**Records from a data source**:
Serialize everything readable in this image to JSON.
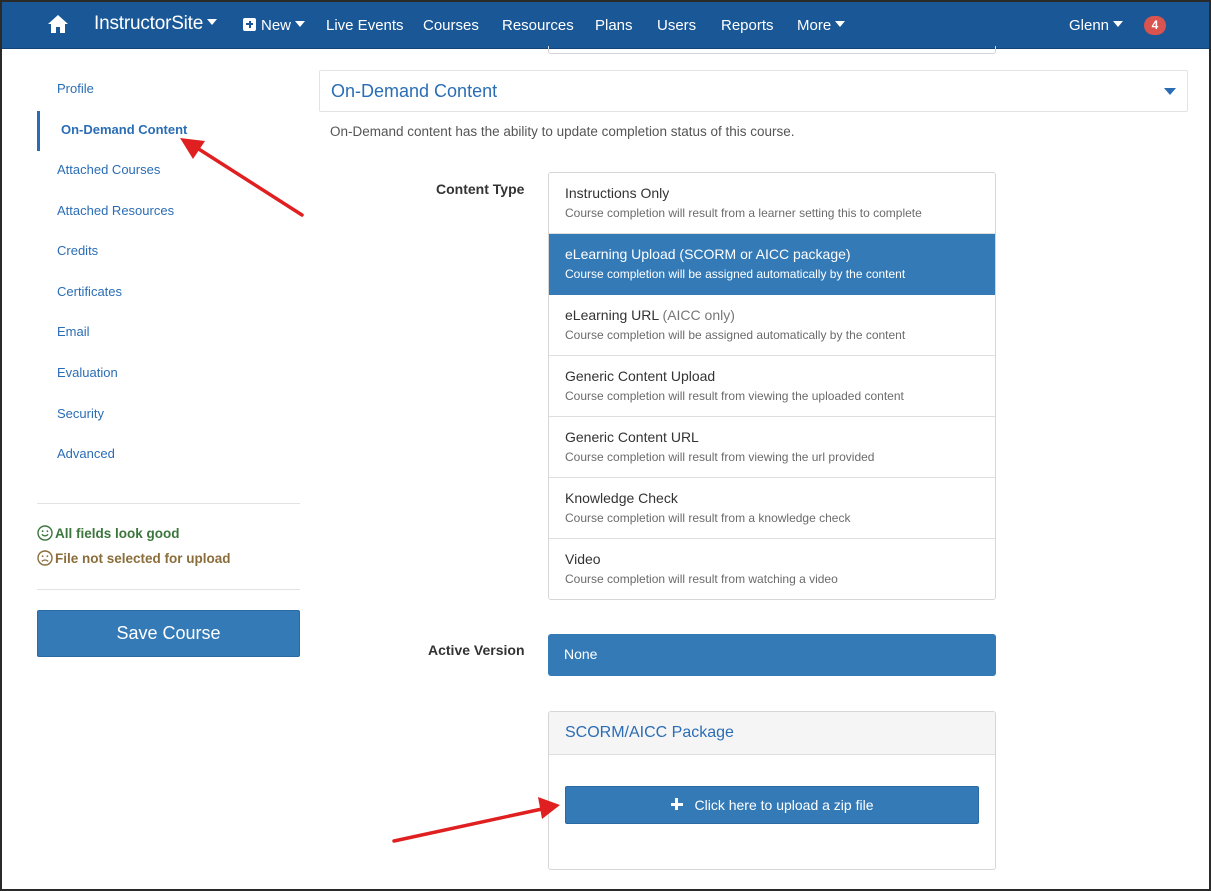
{
  "navbar": {
    "home_icon": "home-icon",
    "brand": "InstructorSite",
    "new_label": "New",
    "items": [
      "Live Events",
      "Courses",
      "Resources",
      "Plans",
      "Users",
      "Reports"
    ],
    "more_label": "More",
    "user_label": "Glenn",
    "notification_count": "4",
    "colors": {
      "bar": "#1a5796",
      "badge": "#d9534f"
    }
  },
  "sidebar": {
    "items": [
      {
        "label": "Profile",
        "active": false
      },
      {
        "label": "On-Demand Content",
        "active": true
      },
      {
        "label": "Attached Courses",
        "active": false
      },
      {
        "label": "Attached Resources",
        "active": false
      },
      {
        "label": "Credits",
        "active": false
      },
      {
        "label": "Certificates",
        "active": false
      },
      {
        "label": "Email",
        "active": false
      },
      {
        "label": "Evaluation",
        "active": false
      },
      {
        "label": "Security",
        "active": false
      },
      {
        "label": "Advanced",
        "active": false
      }
    ],
    "status_ok": {
      "icon": "smile-icon",
      "text": "All fields look good",
      "color": "#3c763d"
    },
    "status_warn": {
      "icon": "frown-icon",
      "text": "File not selected for upload",
      "color": "#8a6d3b"
    },
    "save_label": "Save Course"
  },
  "main": {
    "section_title": "On-Demand Content",
    "description": "On-Demand content has the ability to update completion status of this course.",
    "content_type": {
      "label": "Content Type",
      "selected_index": 1,
      "options": [
        {
          "title": "Instructions Only",
          "aux": "",
          "desc": "Course completion will result from a learner setting this to complete"
        },
        {
          "title": "eLearning Upload",
          "aux": "(SCORM or AICC package)",
          "desc": "Course completion will be assigned automatically by the content"
        },
        {
          "title": "eLearning URL",
          "aux": "(AICC only)",
          "desc": "Course completion will be assigned automatically by the content"
        },
        {
          "title": "Generic Content Upload",
          "aux": "",
          "desc": "Course completion will result from viewing the uploaded content"
        },
        {
          "title": "Generic Content URL",
          "aux": "",
          "desc": "Course completion will result from viewing the url provided"
        },
        {
          "title": "Knowledge Check",
          "aux": "",
          "desc": "Course completion will result from a knowledge check"
        },
        {
          "title": "Video",
          "aux": "",
          "desc": "Course completion will result from watching a video"
        }
      ]
    },
    "active_version": {
      "label": "Active Version",
      "value": "None"
    },
    "package": {
      "title": "SCORM/AICC Package",
      "upload_label": "Click here to upload a zip file",
      "upload_icon": "plus-icon"
    },
    "accent_color": "#337ab7",
    "annotation_arrow_color": "#e02020"
  }
}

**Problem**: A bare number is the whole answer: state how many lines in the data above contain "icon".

**Response to the exercise**: 4